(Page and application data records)
============
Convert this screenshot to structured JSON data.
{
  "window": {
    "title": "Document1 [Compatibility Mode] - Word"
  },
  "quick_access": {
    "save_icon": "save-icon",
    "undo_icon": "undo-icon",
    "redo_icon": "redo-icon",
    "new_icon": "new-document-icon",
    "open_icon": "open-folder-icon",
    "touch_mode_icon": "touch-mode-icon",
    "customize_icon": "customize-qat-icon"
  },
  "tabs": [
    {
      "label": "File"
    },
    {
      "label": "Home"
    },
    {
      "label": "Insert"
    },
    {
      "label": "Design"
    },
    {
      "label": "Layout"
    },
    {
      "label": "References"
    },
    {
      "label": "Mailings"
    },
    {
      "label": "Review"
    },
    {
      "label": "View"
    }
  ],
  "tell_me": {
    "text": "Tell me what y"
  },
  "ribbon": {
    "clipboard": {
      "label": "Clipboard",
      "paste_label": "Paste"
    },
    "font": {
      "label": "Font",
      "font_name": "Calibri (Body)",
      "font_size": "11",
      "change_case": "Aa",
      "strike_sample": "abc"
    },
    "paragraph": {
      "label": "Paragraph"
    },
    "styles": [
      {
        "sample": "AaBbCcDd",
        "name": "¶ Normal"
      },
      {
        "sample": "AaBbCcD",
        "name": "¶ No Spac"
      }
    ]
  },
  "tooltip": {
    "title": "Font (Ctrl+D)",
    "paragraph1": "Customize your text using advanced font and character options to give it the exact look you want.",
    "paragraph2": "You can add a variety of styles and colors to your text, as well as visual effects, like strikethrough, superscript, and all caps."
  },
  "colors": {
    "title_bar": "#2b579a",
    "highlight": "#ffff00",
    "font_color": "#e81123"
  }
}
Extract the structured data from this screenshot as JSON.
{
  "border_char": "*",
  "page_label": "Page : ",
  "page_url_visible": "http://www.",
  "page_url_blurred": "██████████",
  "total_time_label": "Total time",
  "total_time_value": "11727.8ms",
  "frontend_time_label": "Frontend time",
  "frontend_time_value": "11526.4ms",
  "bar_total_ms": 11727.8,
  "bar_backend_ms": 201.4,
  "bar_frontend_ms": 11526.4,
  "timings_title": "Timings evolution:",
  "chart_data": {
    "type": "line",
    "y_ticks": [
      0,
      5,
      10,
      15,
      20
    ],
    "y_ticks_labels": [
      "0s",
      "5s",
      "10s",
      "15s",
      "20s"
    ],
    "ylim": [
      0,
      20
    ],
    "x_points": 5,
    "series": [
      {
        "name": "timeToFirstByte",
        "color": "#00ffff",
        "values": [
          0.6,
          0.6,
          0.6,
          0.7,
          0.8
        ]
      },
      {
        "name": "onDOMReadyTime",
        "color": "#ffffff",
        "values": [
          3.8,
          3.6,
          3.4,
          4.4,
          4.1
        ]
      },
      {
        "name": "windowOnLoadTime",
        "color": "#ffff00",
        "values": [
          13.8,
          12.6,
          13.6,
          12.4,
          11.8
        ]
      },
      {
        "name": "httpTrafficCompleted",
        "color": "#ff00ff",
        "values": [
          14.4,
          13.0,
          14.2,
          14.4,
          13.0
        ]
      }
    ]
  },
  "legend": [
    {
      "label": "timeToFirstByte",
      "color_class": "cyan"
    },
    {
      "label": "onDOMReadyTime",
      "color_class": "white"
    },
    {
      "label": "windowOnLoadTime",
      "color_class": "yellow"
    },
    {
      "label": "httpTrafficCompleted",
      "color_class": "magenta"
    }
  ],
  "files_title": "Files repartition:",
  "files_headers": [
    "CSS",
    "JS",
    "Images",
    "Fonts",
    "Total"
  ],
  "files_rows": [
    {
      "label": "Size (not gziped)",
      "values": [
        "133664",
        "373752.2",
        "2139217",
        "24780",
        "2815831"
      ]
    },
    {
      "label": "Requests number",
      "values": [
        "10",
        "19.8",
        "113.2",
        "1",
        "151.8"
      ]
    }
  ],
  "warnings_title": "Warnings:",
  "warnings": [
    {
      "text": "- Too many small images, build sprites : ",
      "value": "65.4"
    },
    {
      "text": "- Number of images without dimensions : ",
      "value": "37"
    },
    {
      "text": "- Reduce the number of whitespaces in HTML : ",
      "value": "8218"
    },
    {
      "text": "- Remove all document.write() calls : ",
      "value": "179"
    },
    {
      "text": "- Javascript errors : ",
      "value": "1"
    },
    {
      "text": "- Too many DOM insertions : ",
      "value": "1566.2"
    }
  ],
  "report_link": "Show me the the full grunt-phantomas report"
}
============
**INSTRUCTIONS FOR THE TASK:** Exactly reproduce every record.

**EXERCISE OUTPUT:**
Convert this screenshot to structured JSON data.
{
  "window": {
    "title": "Document1 [Compatibility Mode] - Word"
  },
  "quick_access": {
    "save_icon": "save-icon",
    "undo_icon": "undo-icon",
    "redo_icon": "redo-icon",
    "new_icon": "new-document-icon",
    "open_icon": "open-folder-icon",
    "touch_mode_icon": "touch-mode-icon",
    "customize_icon": "customize-qat-icon"
  },
  "tabs": [
    {
      "label": "File"
    },
    {
      "label": "Home"
    },
    {
      "label": "Insert"
    },
    {
      "label": "Design"
    },
    {
      "label": "Layout"
    },
    {
      "label": "References"
    },
    {
      "label": "Mailings"
    },
    {
      "label": "Review"
    },
    {
      "label": "View"
    }
  ],
  "tell_me": {
    "text": "Tell me what y"
  },
  "ribbon": {
    "clipboard": {
      "label": "Clipboard",
      "paste_label": "Paste"
    },
    "font": {
      "label": "Font",
      "font_name": "Calibri (Body)",
      "font_size": "11",
      "change_case": "Aa",
      "strike_sample": "abc"
    },
    "paragraph": {
      "label": "Paragraph"
    },
    "styles": [
      {
        "sample": "AaBbCcDd",
        "name": "¶ Normal"
      },
      {
        "sample": "AaBbCcD",
        "name": "¶ No Spac"
      }
    ]
  },
  "tooltip": {
    "title": "Font (Ctrl+D)",
    "paragraph1": "Customize your text using advanced font and character options to give it the exact look you want.",
    "paragraph2": "You can add a variety of styles and colors to your text, as well as visual effects, like strikethrough, superscript, and all caps."
  },
  "colors": {
    "title_bar": "#2b579a",
    "highlight": "#ffff00",
    "font_color": "#e81123"
  }
}
Extract the structured data from this screenshot as JSON.
{
  "border_char": "*",
  "page_label": "Page : ",
  "page_url_visible": "http://www.",
  "page_url_blurred": "██████████",
  "total_time_label": "Total time",
  "total_time_value": "11727.8ms",
  "frontend_time_label": "Frontend time",
  "frontend_time_value": "11526.4ms",
  "bar_total_ms": 11727.8,
  "bar_backend_ms": 201.4,
  "bar_frontend_ms": 11526.4,
  "timings_title": "Timings evolution:",
  "chart_data": {
    "type": "line",
    "y_ticks": [
      0,
      5,
      10,
      15,
      20
    ],
    "y_ticks_labels": [
      "0s",
      "5s",
      "10s",
      "15s",
      "20s"
    ],
    "ylim": [
      0,
      20
    ],
    "x_points": 5,
    "series": [
      {
        "name": "timeToFirstByte",
        "color": "#00ffff",
        "values": [
          0.6,
          0.6,
          0.6,
          0.7,
          0.8
        ]
      },
      {
        "name": "onDOMReadyTime",
        "color": "#ffffff",
        "values": [
          3.8,
          3.6,
          3.4,
          4.4,
          4.1
        ]
      },
      {
        "name": "windowOnLoadTime",
        "color": "#ffff00",
        "values": [
          13.8,
          12.6,
          13.6,
          12.4,
          11.8
        ]
      },
      {
        "name": "httpTrafficCompleted",
        "color": "#ff00ff",
        "values": [
          14.4,
          13.0,
          14.2,
          14.4,
          13.0
        ]
      }
    ]
  },
  "legend": [
    {
      "label": "timeToFirstByte",
      "color_class": "cyan"
    },
    {
      "label": "onDOMReadyTime",
      "color_class": "white"
    },
    {
      "label": "windowOnLoadTime",
      "color_class": "yellow"
    },
    {
      "label": "httpTrafficCompleted",
      "color_class": "magenta"
    }
  ],
  "files_title": "Files repartition:",
  "files_headers": [
    "CSS",
    "JS",
    "Images",
    "Fonts",
    "Total"
  ],
  "files_rows": [
    {
      "label": "Size (not gziped)",
      "values": [
        "133664",
        "373752.2",
        "2139217",
        "24780",
        "2815831"
      ]
    },
    {
      "label": "Requests number",
      "values": [
        "10",
        "19.8",
        "113.2",
        "1",
        "151.8"
      ]
    }
  ],
  "warnings_title": "Warnings:",
  "warnings": [
    {
      "text": "- Too many small images, build sprites : ",
      "value": "65.4"
    },
    {
      "text": "- Number of images without dimensions : ",
      "value": "37"
    },
    {
      "text": "- Reduce the number of whitespaces in HTML : ",
      "value": "8218"
    },
    {
      "text": "- Remove all document.write() calls : ",
      "value": "179"
    },
    {
      "text": "- Javascript errors : ",
      "value": "1"
    },
    {
      "text": "- Too many DOM insertions : ",
      "value": "1566.2"
    }
  ],
  "report_link": "Show me the the full grunt-phantomas report"
}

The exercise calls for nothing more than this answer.